Exercise prompt ▸
Go through the entries and copy each one exactly. Leave none out.

Input material ▸
______________________________

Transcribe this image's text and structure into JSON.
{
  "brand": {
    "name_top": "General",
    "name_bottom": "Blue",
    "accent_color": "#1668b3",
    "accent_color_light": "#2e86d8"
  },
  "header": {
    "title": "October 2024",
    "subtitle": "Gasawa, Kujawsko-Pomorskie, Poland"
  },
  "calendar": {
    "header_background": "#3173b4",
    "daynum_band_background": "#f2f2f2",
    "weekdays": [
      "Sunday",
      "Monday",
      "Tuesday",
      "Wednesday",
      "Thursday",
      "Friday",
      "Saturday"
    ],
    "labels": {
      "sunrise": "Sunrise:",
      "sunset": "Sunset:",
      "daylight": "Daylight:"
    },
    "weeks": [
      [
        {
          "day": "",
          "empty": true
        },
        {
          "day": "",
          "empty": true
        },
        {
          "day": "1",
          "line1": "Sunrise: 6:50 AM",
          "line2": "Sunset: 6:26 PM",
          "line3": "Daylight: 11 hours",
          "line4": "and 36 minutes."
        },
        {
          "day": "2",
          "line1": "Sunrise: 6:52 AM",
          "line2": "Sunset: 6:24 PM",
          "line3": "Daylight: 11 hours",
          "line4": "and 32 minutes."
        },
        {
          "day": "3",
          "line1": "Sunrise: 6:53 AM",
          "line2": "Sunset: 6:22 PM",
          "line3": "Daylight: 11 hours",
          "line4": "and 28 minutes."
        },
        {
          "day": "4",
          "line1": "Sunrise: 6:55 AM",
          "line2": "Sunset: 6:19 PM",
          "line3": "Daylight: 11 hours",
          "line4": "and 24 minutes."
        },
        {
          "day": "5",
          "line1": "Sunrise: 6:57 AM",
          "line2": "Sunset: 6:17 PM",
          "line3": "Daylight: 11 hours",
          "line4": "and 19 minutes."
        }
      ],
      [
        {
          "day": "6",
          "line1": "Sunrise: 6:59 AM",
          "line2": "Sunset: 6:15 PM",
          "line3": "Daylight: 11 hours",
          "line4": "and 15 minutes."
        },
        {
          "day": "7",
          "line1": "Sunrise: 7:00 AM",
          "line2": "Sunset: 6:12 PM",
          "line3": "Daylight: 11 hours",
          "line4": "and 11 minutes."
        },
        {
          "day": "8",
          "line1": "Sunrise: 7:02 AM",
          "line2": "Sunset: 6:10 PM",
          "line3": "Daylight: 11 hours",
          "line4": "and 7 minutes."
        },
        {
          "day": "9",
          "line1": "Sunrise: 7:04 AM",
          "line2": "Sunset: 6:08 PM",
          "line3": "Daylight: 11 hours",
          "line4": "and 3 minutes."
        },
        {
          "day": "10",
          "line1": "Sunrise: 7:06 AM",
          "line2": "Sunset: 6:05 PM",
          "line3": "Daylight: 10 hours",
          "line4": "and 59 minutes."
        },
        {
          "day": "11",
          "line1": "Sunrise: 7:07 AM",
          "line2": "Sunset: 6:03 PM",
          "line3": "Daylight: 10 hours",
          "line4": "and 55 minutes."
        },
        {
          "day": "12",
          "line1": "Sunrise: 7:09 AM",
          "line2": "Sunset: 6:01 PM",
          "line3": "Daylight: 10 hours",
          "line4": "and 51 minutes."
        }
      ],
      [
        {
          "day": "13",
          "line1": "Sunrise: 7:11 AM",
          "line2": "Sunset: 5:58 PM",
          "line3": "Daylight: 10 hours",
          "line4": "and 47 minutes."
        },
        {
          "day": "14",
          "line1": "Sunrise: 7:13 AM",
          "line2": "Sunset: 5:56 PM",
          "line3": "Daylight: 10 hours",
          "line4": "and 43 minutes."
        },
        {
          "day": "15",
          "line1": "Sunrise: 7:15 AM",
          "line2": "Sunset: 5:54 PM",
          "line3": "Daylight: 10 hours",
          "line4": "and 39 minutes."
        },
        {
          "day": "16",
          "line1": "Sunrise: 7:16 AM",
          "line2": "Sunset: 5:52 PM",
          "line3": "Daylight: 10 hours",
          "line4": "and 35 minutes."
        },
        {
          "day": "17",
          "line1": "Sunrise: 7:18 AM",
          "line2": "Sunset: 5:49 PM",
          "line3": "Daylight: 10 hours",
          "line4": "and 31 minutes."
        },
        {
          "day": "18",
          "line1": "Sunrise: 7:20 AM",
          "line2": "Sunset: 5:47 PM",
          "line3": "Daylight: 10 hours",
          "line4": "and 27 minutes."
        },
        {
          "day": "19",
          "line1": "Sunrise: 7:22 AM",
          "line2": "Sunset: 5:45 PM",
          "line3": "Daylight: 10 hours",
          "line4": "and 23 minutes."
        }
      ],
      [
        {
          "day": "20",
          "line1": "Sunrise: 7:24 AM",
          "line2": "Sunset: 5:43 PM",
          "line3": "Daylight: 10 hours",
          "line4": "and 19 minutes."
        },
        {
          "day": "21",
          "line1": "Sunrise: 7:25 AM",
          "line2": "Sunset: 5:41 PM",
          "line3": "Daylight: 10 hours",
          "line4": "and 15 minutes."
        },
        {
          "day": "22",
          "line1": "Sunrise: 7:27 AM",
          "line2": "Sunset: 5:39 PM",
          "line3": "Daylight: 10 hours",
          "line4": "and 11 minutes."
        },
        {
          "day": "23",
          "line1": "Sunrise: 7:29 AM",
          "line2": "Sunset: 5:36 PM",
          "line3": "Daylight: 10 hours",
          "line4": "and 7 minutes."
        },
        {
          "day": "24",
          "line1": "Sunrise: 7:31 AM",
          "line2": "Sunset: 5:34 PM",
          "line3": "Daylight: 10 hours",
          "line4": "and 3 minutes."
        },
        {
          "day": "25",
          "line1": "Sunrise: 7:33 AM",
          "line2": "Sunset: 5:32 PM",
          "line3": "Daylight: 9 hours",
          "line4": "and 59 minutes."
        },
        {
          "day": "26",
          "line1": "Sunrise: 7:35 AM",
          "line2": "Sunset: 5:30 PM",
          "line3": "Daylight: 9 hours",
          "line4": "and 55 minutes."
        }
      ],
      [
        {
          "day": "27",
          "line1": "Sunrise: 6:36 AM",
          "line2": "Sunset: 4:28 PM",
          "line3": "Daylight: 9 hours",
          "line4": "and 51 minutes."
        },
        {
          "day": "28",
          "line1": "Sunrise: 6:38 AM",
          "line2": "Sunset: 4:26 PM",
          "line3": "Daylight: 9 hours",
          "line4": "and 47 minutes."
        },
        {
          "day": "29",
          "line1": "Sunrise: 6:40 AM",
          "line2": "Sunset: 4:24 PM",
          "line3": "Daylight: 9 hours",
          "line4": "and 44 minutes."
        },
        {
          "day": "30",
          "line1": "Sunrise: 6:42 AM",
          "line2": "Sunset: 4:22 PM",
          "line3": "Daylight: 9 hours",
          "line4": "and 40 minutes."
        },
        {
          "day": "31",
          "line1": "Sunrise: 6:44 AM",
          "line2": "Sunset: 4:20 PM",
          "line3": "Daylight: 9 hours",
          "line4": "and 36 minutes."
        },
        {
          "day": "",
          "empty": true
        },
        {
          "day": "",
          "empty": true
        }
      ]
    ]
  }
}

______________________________

Task answer ▸
Transcribe this image's text and structure into JSON.
{
  "brand": {
    "name_top": "General",
    "name_bottom": "Blue",
    "accent_color": "#1668b3",
    "accent_color_light": "#2e86d8"
  },
  "header": {
    "title": "October 2024",
    "subtitle": "Gasawa, Kujawsko-Pomorskie, Poland"
  },
  "calendar": {
    "header_background": "#3173b4",
    "daynum_band_background": "#f2f2f2",
    "weekdays": [
      "Sunday",
      "Monday",
      "Tuesday",
      "Wednesday",
      "Thursday",
      "Friday",
      "Saturday"
    ],
    "labels": {
      "sunrise": "Sunrise:",
      "sunset": "Sunset:",
      "daylight": "Daylight:"
    },
    "weeks": [
      [
        {
          "day": "",
          "empty": true
        },
        {
          "day": "",
          "empty": true
        },
        {
          "day": "1",
          "line1": "Sunrise: 6:50 AM",
          "line2": "Sunset: 6:26 PM",
          "line3": "Daylight: 11 hours",
          "line4": "and 36 minutes."
        },
        {
          "day": "2",
          "line1": "Sunrise: 6:52 AM",
          "line2": "Sunset: 6:24 PM",
          "line3": "Daylight: 11 hours",
          "line4": "and 32 minutes."
        },
        {
          "day": "3",
          "line1": "Sunrise: 6:53 AM",
          "line2": "Sunset: 6:22 PM",
          "line3": "Daylight: 11 hours",
          "line4": "and 28 minutes."
        },
        {
          "day": "4",
          "line1": "Sunrise: 6:55 AM",
          "line2": "Sunset: 6:19 PM",
          "line3": "Daylight: 11 hours",
          "line4": "and 24 minutes."
        },
        {
          "day": "5",
          "line1": "Sunrise: 6:57 AM",
          "line2": "Sunset: 6:17 PM",
          "line3": "Daylight: 11 hours",
          "line4": "and 19 minutes."
        }
      ],
      [
        {
          "day": "6",
          "line1": "Sunrise: 6:59 AM",
          "line2": "Sunset: 6:15 PM",
          "line3": "Daylight: 11 hours",
          "line4": "and 15 minutes."
        },
        {
          "day": "7",
          "line1": "Sunrise: 7:00 AM",
          "line2": "Sunset: 6:12 PM",
          "line3": "Daylight: 11 hours",
          "line4": "and 11 minutes."
        },
        {
          "day": "8",
          "line1": "Sunrise: 7:02 AM",
          "line2": "Sunset: 6:10 PM",
          "line3": "Daylight: 11 hours",
          "line4": "and 7 minutes."
        },
        {
          "day": "9",
          "line1": "Sunrise: 7:04 AM",
          "line2": "Sunset: 6:08 PM",
          "line3": "Daylight: 11 hours",
          "line4": "and 3 minutes."
        },
        {
          "day": "10",
          "line1": "Sunrise: 7:06 AM",
          "line2": "Sunset: 6:05 PM",
          "line3": "Daylight: 10 hours",
          "line4": "and 59 minutes."
        },
        {
          "day": "11",
          "line1": "Sunrise: 7:07 AM",
          "line2": "Sunset: 6:03 PM",
          "line3": "Daylight: 10 hours",
          "line4": "and 55 minutes."
        },
        {
          "day": "12",
          "line1": "Sunrise: 7:09 AM",
          "line2": "Sunset: 6:01 PM",
          "line3": "Daylight: 10 hours",
          "line4": "and 51 minutes."
        }
      ],
      [
        {
          "day": "13",
          "line1": "Sunrise: 7:11 AM",
          "line2": "Sunset: 5:58 PM",
          "line3": "Daylight: 10 hours",
          "line4": "and 47 minutes."
        },
        {
          "day": "14",
          "line1": "Sunrise: 7:13 AM",
          "line2": "Sunset: 5:56 PM",
          "line3": "Daylight: 10 hours",
          "line4": "and 43 minutes."
        },
        {
          "day": "15",
          "line1": "Sunrise: 7:15 AM",
          "line2": "Sunset: 5:54 PM",
          "line3": "Daylight: 10 hours",
          "line4": "and 39 minutes."
        },
        {
          "day": "16",
          "line1": "Sunrise: 7:16 AM",
          "line2": "Sunset: 5:52 PM",
          "line3": "Daylight: 10 hours",
          "line4": "and 35 minutes."
        },
        {
          "day": "17",
          "line1": "Sunrise: 7:18 AM",
          "line2": "Sunset: 5:49 PM",
          "line3": "Daylight: 10 hours",
          "line4": "and 31 minutes."
        },
        {
          "day": "18",
          "line1": "Sunrise: 7:20 AM",
          "line2": "Sunset: 5:47 PM",
          "line3": "Daylight: 10 hours",
          "line4": "and 27 minutes."
        },
        {
          "day": "19",
          "line1": "Sunrise: 7:22 AM",
          "line2": "Sunset: 5:45 PM",
          "line3": "Daylight: 10 hours",
          "line4": "and 23 minutes."
        }
      ],
      [
        {
          "day": "20",
          "line1": "Sunrise: 7:24 AM",
          "line2": "Sunset: 5:43 PM",
          "line3": "Daylight: 10 hours",
          "line4": "and 19 minutes."
        },
        {
          "day": "21",
          "line1": "Sunrise: 7:25 AM",
          "line2": "Sunset: 5:41 PM",
          "line3": "Daylight: 10 hours",
          "line4": "and 15 minutes."
        },
        {
          "day": "22",
          "line1": "Sunrise: 7:27 AM",
          "line2": "Sunset: 5:39 PM",
          "line3": "Daylight: 10 hours",
          "line4": "and 11 minutes."
        },
        {
          "day": "23",
          "line1": "Sunrise: 7:29 AM",
          "line2": "Sunset: 5:36 PM",
          "line3": "Daylight: 10 hours",
          "line4": "and 7 minutes."
        },
        {
          "day": "24",
          "line1": "Sunrise: 7:31 AM",
          "line2": "Sunset: 5:34 PM",
          "line3": "Daylight: 10 hours",
          "line4": "and 3 minutes."
        },
        {
          "day": "25",
          "line1": "Sunrise: 7:33 AM",
          "line2": "Sunset: 5:32 PM",
          "line3": "Daylight: 9 hours",
          "line4": "and 59 minutes."
        },
        {
          "day": "26",
          "line1": "Sunrise: 7:35 AM",
          "line2": "Sunset: 5:30 PM",
          "line3": "Daylight: 9 hours",
          "line4": "and 55 minutes."
        }
      ],
      [
        {
          "day": "27",
          "line1": "Sunrise: 6:36 AM",
          "line2": "Sunset: 4:28 PM",
          "line3": "Daylight: 9 hours",
          "line4": "and 51 minutes."
        },
        {
          "day": "28",
          "line1": "Sunrise: 6:38 AM",
          "line2": "Sunset: 4:26 PM",
          "line3": "Daylight: 9 hours",
          "line4": "and 47 minutes."
        },
        {
          "day": "29",
          "line1": "Sunrise: 6:40 AM",
          "line2": "Sunset: 4:24 PM",
          "line3": "Daylight: 9 hours",
          "line4": "and 44 minutes."
        },
        {
          "day": "30",
          "line1": "Sunrise: 6:42 AM",
          "line2": "Sunset: 4:22 PM",
          "line3": "Daylight: 9 hours",
          "line4": "and 40 minutes."
        },
        {
          "day": "31",
          "line1": "Sunrise: 6:44 AM",
          "line2": "Sunset: 4:20 PM",
          "line3": "Daylight: 9 hours",
          "line4": "and 36 minutes."
        },
        {
          "day": "",
          "empty": true
        },
        {
          "day": "",
          "empty": true
        }
      ]
    ]
  }
}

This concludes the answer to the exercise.